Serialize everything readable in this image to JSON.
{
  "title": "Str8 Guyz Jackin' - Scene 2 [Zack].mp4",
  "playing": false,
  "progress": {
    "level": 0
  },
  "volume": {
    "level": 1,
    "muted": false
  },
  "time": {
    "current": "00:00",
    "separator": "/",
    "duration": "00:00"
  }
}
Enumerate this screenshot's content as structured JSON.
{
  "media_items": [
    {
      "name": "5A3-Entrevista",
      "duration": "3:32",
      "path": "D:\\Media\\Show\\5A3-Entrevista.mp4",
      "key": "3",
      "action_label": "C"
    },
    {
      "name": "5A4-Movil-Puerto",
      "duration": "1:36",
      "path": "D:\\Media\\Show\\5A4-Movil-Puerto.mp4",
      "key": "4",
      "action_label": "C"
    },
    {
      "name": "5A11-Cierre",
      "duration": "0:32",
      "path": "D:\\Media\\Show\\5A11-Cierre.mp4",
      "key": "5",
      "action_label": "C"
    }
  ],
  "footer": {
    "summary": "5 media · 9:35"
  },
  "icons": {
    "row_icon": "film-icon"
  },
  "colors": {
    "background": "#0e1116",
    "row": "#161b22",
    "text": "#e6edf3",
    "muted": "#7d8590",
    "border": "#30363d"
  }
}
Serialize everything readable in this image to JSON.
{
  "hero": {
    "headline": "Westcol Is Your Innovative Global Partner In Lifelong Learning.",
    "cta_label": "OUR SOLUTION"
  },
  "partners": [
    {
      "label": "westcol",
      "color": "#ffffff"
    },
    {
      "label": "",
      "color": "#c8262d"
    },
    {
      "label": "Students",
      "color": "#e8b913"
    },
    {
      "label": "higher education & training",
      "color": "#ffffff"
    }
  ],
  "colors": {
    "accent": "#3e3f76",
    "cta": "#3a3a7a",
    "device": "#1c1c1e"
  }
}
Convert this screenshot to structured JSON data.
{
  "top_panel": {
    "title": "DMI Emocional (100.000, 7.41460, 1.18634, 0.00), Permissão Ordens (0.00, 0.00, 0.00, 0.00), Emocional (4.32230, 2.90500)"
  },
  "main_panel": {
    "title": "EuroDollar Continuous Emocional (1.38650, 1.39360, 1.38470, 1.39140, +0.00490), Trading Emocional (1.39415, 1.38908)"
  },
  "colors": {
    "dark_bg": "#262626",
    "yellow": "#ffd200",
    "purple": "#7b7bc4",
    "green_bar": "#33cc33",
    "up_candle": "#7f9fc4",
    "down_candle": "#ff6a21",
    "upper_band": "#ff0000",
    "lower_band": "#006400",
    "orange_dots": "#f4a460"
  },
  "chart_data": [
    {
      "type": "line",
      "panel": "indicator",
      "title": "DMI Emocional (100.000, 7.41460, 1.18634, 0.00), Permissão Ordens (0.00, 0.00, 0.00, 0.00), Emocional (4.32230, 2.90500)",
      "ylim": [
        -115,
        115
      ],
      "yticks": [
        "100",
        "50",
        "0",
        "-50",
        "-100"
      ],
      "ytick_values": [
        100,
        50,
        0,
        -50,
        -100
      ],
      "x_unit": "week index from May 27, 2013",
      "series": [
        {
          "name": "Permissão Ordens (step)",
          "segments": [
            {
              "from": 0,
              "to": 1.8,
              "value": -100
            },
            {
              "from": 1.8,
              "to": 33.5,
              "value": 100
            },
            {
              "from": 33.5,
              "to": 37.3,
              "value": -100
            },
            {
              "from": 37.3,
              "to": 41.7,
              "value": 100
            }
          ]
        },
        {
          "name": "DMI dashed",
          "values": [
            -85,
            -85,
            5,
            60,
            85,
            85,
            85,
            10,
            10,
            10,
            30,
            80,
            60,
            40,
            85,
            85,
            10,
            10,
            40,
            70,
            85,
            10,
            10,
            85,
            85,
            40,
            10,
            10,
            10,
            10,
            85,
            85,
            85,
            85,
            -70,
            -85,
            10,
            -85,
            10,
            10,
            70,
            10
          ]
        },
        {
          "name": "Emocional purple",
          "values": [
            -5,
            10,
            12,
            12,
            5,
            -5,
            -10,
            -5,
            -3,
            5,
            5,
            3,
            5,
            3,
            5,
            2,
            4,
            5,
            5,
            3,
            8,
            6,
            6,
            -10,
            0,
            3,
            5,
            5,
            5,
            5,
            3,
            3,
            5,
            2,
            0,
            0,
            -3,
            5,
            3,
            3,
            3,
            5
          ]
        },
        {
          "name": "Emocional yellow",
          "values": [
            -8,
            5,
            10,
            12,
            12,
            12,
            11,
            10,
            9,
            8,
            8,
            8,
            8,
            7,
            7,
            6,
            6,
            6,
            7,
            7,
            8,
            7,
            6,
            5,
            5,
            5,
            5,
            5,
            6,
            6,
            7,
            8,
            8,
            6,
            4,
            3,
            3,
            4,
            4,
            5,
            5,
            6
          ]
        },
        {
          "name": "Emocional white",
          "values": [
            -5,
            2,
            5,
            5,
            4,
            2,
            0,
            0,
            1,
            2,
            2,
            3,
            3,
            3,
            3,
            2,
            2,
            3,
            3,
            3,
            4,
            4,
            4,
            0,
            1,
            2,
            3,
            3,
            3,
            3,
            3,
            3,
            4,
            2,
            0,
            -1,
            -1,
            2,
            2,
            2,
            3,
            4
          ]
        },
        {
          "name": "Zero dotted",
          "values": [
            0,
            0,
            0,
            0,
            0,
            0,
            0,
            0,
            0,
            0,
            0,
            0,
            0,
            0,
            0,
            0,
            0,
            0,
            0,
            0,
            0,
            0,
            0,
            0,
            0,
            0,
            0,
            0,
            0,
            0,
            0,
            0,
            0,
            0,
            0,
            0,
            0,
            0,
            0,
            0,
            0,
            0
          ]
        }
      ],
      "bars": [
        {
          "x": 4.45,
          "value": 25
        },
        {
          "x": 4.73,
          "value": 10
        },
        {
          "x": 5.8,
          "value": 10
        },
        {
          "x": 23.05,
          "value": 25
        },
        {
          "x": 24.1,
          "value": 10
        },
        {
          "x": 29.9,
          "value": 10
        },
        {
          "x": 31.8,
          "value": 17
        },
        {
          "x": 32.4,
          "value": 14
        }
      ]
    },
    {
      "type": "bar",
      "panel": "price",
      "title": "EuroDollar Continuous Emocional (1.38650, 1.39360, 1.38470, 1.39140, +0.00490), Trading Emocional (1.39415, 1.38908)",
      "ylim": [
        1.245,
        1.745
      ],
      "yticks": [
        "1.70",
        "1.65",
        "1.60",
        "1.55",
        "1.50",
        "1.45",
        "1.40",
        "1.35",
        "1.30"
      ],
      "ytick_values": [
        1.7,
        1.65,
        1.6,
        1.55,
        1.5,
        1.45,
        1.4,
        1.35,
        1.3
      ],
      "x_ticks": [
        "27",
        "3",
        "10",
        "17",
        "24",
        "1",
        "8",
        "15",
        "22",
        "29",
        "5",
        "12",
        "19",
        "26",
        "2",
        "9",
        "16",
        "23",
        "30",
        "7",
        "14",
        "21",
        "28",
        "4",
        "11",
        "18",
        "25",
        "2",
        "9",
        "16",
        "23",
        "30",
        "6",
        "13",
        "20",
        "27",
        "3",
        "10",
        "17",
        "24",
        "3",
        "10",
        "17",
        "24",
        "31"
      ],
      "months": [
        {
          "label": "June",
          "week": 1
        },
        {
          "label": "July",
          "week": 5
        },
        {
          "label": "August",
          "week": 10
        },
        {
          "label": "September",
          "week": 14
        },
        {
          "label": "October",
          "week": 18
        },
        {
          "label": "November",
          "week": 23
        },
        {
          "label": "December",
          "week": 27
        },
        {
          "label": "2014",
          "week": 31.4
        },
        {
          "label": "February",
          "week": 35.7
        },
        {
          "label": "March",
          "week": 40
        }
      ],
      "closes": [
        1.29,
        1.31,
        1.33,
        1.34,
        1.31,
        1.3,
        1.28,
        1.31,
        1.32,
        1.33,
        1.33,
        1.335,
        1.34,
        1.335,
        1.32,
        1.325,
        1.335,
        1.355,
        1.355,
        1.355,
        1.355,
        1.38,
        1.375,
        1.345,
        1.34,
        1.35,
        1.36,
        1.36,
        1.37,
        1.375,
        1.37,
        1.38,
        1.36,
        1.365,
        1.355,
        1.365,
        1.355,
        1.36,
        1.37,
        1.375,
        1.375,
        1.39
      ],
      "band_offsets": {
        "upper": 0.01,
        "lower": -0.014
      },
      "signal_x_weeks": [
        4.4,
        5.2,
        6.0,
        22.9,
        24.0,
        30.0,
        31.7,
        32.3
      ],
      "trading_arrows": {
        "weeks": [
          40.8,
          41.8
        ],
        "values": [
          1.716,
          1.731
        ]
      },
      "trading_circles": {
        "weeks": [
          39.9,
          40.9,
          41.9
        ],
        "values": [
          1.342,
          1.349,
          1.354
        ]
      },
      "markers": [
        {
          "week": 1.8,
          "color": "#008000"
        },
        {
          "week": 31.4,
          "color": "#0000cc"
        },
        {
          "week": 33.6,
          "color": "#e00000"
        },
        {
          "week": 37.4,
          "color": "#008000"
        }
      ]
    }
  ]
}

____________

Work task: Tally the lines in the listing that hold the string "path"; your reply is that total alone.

Answer box: 3